Visiting Nauvoo

Nothing seemed real

until I saw the sturdy brick and

the creeping river

and felt the humid warmth on

my skin.

I turned at a stirring,

but tall grasses merely bowed to

each other,

and fresh fences peaked their way

across the swaying fields.

Then out of a sunny glint on

the water,

a town moved toward me.

The air thickened with voices

shouting, laughing,

whispers from youth, wisdom from

aged,

all bustled by me, hurrying, hurrying.

A muddy hound ran and sat at my feet,

thumped his tail once, twice,

then bounded along.

A horse whinnied at my ear, and

shading my eyes,

I looked up into the face of Hyrum.

He smiled and waved and turned his
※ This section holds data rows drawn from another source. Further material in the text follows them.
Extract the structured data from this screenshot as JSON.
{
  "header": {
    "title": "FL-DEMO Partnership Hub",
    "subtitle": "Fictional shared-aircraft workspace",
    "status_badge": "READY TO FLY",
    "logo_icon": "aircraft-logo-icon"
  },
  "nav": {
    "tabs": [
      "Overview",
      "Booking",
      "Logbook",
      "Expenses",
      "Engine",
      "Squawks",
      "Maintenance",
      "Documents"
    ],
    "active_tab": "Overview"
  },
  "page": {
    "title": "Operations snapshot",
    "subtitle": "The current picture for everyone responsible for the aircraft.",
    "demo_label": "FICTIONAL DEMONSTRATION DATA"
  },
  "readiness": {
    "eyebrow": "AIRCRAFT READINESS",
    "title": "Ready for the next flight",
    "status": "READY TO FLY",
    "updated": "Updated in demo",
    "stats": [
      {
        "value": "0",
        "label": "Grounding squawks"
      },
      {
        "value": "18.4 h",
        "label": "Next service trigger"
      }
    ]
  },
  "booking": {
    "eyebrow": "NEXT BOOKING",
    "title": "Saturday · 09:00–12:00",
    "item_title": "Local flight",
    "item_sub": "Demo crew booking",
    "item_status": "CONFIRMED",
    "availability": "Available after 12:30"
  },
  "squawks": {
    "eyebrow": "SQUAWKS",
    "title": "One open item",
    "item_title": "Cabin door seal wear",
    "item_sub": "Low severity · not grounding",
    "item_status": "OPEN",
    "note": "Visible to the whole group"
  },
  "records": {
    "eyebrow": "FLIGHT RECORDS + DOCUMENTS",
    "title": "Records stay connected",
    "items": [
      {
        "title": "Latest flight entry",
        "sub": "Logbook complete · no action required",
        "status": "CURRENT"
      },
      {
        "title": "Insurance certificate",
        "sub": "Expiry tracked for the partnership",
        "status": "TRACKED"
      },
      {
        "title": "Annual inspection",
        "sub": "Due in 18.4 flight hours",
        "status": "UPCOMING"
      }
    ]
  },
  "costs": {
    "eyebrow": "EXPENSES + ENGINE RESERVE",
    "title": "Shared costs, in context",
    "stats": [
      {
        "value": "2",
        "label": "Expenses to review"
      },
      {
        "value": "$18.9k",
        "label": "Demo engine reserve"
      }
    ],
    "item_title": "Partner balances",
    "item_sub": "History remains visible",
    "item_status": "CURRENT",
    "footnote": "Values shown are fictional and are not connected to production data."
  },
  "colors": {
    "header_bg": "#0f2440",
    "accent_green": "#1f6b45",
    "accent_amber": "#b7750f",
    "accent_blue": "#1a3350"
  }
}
impatient mount away.

A woman approached,

children circled about her like a

patchwork skirt,

and before I could speak,

Emma smiled, nodded, and

hurried on.

I moved toward the river, away from

the crowded street,

into tranquil shade of wizened

branches.

I saw a man sitting,

gazing across the land,

barely breathing.

And Joseph stood, dear Joseph,

and smiled and gripped my hand.

And I wept as their lives flooded

through me.

Art by Julie Harker

Photos by Bridget A. J. Keogh